Member Group : Center Square

By Kim Jarrett

An election reform bill passed and signed into law last year will create some uncertainty and possible added expenses to this year’s elections, county elections officials told the Pennsylvania Senate Majority Policy Commission.

Act 77 allows voters to mail in their ballots during a 50-day window before the election and changes the way they will be counted. Timothy Benyo, chief clerk for the Lehigh County Office of the Election Board, used the word “uncertainty” to describe what election officials are facing.

“We don’t know how many ballots we are going to need to send out,” Benyo said. “We don’t know how many ballots are going to be returned. We don’t know how many people are going to show up at the polls.”

“County voter registration offices do not have the staff or resources to serve as an early in-person vote center, and that is what Act 77 is going to turn us into,” said Forrest Lehman, director of elections for Lycoming County.

The mail-in and absentee ballots may also cause delays in reporting results on election nights. The ballots must be counted in one central location on election night instead of at each precinct, possibly leaving some races undecided on election night. The delay could be longer in the one-third of Pennsylvania counties that will be using new voting machines for the first time during the April 28 presidential primary.

“I think we will be OK, but I have a lot of sympathy for the counties who have to roll out their new equipment and who have to comply with Act 77 at the same time,” Lehman said.

Election officials also expressed concerns about the costs of mail-in ballots.

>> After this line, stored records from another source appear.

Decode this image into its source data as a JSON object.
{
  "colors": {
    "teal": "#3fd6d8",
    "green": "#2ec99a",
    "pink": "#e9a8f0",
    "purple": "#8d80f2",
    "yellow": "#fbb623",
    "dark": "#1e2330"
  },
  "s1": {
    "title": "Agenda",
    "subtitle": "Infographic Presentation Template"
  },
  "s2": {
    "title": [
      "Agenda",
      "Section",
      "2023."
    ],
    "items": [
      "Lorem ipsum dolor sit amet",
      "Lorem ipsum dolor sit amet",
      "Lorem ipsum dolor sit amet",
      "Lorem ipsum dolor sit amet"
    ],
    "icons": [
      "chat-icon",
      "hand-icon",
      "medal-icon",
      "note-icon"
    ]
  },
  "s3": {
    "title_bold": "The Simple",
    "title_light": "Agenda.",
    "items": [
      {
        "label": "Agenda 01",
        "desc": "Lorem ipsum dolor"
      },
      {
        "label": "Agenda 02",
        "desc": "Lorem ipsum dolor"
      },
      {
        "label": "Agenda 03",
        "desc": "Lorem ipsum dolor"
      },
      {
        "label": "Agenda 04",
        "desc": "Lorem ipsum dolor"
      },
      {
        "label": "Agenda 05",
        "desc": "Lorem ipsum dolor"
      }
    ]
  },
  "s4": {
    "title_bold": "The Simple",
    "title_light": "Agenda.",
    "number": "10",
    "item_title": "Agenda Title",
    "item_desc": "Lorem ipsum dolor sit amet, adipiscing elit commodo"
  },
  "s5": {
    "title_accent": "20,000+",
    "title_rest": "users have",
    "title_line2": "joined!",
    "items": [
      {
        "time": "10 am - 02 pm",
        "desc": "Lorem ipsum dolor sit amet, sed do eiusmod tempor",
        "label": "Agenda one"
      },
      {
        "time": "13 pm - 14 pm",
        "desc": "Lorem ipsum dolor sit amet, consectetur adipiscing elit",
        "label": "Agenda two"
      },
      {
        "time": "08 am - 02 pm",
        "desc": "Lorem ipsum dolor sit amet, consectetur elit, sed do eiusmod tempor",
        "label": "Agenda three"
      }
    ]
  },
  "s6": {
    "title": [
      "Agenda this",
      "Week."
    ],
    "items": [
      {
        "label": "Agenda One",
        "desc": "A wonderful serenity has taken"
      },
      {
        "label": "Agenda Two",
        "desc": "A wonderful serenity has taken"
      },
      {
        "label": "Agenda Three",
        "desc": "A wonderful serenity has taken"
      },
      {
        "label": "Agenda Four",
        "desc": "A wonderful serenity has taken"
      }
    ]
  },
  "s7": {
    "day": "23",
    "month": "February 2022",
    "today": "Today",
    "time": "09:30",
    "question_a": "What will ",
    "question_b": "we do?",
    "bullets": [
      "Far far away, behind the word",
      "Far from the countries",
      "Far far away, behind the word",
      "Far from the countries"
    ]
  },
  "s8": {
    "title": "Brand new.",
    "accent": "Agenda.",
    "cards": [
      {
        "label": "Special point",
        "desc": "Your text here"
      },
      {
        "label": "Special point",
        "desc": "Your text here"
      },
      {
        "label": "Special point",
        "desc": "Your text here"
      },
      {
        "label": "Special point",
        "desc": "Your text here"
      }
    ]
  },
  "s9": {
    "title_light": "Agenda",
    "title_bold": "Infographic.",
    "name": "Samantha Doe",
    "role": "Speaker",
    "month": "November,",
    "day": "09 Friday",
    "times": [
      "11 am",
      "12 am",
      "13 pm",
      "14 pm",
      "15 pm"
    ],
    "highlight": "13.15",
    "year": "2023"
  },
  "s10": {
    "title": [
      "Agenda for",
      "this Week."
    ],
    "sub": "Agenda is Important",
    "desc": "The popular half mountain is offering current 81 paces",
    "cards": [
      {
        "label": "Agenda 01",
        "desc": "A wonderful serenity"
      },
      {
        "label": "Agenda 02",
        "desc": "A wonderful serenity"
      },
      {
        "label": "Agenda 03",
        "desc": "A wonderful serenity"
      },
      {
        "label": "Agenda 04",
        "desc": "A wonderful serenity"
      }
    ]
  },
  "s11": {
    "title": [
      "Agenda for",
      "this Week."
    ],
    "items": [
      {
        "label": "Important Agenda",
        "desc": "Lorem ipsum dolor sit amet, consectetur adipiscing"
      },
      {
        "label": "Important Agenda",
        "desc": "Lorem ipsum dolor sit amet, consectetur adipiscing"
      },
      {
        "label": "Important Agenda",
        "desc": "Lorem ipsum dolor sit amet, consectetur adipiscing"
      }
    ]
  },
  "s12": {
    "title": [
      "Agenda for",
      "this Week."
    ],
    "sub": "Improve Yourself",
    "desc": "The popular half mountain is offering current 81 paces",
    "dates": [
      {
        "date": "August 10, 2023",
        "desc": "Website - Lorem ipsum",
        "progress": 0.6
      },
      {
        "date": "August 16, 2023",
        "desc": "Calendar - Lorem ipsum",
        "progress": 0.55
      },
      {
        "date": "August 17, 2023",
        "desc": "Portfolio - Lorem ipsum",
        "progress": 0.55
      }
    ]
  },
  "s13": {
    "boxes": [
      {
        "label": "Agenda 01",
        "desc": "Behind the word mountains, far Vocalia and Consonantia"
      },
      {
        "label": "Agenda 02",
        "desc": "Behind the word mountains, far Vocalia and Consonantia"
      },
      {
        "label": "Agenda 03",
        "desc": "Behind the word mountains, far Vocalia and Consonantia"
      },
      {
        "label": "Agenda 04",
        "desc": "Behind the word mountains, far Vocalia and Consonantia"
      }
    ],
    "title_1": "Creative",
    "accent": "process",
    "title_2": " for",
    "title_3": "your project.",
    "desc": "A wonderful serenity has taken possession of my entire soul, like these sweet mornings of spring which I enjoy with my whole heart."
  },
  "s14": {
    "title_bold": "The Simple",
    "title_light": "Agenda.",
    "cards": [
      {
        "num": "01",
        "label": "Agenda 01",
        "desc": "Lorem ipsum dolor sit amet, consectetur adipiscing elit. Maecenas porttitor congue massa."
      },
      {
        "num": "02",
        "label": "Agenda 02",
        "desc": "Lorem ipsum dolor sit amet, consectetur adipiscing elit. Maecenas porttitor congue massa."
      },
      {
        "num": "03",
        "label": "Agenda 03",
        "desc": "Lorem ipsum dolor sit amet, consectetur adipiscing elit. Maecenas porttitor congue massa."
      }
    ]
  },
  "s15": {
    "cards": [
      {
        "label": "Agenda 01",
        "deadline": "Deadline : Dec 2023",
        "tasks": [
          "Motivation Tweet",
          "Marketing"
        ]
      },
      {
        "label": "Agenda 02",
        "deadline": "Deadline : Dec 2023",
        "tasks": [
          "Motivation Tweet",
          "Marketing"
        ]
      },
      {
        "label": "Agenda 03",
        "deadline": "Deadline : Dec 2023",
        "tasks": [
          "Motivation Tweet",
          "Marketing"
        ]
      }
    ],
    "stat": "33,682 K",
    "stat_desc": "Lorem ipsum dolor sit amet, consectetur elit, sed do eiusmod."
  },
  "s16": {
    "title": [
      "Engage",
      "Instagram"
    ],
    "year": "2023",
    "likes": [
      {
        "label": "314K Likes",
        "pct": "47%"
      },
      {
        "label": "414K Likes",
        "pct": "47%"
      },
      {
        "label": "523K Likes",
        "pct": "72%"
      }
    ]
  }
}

“We don’t know how many mail-in ballots and absentee ballots we are going to receive,” said Joe Kantz, Snyder County Board of Commissioners Chairman and co-chair of the Elections Reform Committee of the County Commissioners Association of Pennsylvania. “And it may seem like a minuscule financial issue, but counties have no way of knowing how much postage we need to budget for.”

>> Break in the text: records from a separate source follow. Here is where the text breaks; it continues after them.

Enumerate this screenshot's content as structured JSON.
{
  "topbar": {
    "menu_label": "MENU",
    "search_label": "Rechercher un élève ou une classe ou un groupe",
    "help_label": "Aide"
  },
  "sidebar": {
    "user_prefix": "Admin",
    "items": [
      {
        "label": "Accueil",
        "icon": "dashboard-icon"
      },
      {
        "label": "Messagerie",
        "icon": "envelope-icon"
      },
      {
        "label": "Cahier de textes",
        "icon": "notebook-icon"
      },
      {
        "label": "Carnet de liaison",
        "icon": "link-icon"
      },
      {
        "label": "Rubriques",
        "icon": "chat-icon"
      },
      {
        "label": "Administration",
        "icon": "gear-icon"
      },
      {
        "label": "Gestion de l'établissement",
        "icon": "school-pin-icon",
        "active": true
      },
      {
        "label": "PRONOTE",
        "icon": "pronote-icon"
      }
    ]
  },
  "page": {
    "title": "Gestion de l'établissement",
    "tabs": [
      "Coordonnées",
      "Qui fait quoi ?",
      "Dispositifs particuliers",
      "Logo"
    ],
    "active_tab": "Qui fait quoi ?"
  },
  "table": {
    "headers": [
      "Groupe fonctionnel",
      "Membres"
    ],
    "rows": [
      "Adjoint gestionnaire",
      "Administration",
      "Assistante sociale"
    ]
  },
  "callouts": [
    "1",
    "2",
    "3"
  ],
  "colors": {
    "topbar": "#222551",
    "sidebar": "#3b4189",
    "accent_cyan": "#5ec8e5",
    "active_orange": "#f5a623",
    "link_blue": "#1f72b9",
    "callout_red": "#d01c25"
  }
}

Lehman also said having separate envelopes for mail-in and absentee ballots is an additional cost.

Sen. Kristin Phillip-Hill asked Lehman how to balance voter’s rights with the costs of special elections.

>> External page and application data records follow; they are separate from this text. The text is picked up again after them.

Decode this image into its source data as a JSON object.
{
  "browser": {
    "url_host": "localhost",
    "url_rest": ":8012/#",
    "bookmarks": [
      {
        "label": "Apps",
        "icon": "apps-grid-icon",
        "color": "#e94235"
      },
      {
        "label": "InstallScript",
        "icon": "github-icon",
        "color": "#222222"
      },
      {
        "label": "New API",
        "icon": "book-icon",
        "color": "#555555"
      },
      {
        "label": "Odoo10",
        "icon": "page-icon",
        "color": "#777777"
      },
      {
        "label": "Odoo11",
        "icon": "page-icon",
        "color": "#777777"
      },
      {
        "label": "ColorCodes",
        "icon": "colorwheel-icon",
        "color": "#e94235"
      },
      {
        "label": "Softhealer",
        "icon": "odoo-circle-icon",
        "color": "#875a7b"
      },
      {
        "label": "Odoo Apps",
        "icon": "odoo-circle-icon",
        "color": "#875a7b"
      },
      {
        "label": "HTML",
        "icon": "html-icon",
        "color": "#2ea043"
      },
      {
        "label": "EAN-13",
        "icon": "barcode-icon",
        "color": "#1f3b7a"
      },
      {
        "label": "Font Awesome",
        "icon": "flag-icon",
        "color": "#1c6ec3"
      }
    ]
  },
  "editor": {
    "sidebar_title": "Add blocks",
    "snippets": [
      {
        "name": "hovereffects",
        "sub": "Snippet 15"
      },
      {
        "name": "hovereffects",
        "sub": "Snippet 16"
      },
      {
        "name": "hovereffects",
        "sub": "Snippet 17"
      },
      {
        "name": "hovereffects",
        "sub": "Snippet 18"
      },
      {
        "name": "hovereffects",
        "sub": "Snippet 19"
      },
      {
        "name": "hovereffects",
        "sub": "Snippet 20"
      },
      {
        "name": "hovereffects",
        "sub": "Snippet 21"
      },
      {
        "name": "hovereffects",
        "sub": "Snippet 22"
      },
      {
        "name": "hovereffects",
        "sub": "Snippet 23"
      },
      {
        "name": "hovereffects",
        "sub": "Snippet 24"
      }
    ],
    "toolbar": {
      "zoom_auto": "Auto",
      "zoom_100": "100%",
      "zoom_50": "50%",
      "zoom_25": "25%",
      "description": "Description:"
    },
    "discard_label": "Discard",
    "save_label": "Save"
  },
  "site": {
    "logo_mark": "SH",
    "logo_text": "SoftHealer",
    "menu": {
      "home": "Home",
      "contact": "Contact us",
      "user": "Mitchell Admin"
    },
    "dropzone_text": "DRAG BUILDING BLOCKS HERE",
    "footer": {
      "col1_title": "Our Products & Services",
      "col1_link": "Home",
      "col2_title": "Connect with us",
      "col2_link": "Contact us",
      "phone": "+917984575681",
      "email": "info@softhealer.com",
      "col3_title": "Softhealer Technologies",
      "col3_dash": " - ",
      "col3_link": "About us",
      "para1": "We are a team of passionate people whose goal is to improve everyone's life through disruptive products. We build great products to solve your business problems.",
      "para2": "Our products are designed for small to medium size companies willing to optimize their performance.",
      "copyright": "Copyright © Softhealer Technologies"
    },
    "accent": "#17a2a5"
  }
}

“I think one fact that often gets lost in the discussion about how long a seat goes vacant or what is lost by not having that seat occupied is that while there is a vacancy, those offices remain open and there are many basic constituent services that are still able to be provided,” Lehman said.

Kantz said he understood both sides but, “As a person who is represented in my county by two state representatives who actually went through a special election this past year in 2019, I also know how important it is to me as a commissioner to get to my state representative or my state senator in a very timely fashion.”

A special election to replace former Rep. Movita Johnson-Harrell for her 190th district seat is scheduled for Feb. 25. Three special elections will be held March 17 to fill seats in the 8th, 18th and 58th legislative districts.